Faculty Research 1990 - 1999


Increased cation permeability in mutant mouse red blood cells with defective membrane skeletons.

Document Type


Publication Date



Animal, Biological-Transport-Active, Cytoskeleton: de, Erythroblastosis-Fetal: bl, ge, Erythrocyte-Membrane: me, Homeostasis, Human, Infant-Newborn, Mice, Mice-Mutant-Strains, Na(+)-K(+)-Exchanging-ATPase: bl, ge, Permeability, Potassium, Reticulocytes: me, Sodium, Spherocytosis-Hereditary: bl, ge, SUPPORT-U-S-GOVT-P-H-S

JAX Source

Blood 1995 Dec 1;86(11):4307-14

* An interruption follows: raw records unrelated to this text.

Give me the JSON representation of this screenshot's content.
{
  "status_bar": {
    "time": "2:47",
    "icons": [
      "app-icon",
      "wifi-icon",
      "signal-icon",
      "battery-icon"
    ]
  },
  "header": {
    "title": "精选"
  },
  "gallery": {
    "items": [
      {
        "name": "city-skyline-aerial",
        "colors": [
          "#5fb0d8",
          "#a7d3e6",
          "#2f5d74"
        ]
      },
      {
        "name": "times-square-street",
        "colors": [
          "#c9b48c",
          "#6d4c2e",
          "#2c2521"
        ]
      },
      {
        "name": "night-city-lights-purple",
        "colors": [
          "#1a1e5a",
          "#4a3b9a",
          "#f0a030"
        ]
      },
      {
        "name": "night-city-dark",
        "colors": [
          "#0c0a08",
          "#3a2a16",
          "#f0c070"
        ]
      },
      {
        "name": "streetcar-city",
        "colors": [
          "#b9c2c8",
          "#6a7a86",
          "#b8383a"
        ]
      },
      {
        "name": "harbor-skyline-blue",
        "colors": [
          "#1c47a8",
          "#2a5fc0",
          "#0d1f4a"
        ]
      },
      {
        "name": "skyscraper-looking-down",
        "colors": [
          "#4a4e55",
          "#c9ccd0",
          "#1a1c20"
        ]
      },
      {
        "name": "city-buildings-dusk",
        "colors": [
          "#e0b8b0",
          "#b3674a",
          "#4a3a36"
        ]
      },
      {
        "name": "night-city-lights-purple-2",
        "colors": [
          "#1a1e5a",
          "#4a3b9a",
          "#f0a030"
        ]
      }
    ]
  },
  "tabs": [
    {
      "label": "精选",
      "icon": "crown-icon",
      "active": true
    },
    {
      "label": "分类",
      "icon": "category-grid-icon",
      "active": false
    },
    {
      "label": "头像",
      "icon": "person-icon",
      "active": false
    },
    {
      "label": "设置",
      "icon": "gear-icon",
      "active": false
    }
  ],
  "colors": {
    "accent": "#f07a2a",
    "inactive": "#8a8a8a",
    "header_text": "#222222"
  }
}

Cellular cation homeostasis in mouse erythrocytes with defective membrane skeletons was examined in three mouse mutants, hemolytic anemia (sphha/sphha), spherocytosis (sph/sph), and normoblastosis (nb/nb), and compared with reticulocytes produced by repetitive bleeding of congenic normal mice. To assess reticulocyte maturity, nucleic acid and transferrin receptor contents were measured by fluorescence flow cytometry; mutant cells were somewhat more mature than normal reticulocytes by these criteria. Red blood cell (RBC) sodium contents (Nac+) in homozygous sphha/sphha, sph/sph, and nb/nb animals were 30.1 +/- 0.9, 28.9 +/- 0.3, and 26.9 +/- 1.5 mmol/L cell, respectively, whereas cellular potassium (Kc+) was 102 +/- 2.6, 101 +/- 7.8, and 97.4 +/- 3.0. Nac+ and Kc+ in normal reticulocyte preparations were 11.3 +/- 0.7 and 123 +/- 10, respectively. Net Na+ and K+ fluxes in the presence of ouabain were markedly increased in mutant RBCs. Sodium uptake was 14.8 +/- 1.6, 15.4 +/- 3.3, and 14.7 +/- 3.1 mmol/L cell/h in sphha/sphha, sph/sph, and nb/nb mutants, respectively, whereas K+ loss was 17.0 +/- 4.0, 15.0 +/- 3.8, and 14.1 +/- 2.6. Normal mouse reticulocytes gained Na+ at a rate of 3.9 +/- 1.0 mmol/L cell/h and lost K+ at 6.0 +/- 2.1, rates indistinguishable from those in mature mouse RBCs. Potassium loss from sphha/sphha and nb/nb cells was not dependent on the presence of a Na+ gradient, and net cation movements were insensitive to bumetanide (sphha/sphha and nb/nb RBCs) and to chloride replacement with sulfamate (nb/nb cells). We conclude that mutant mouse RBCs with dysfunctional membrane skeletons have increased passive permeability to monovalent cations. These findings support a role of the membrane skeleton in the maintenance of the membrane permeability barrier and suggest that the abnormal permeability associated with human hereditary spherocytosis and elliptocytosis may be a consequence of the membrane skeleton defects reported in these disorders.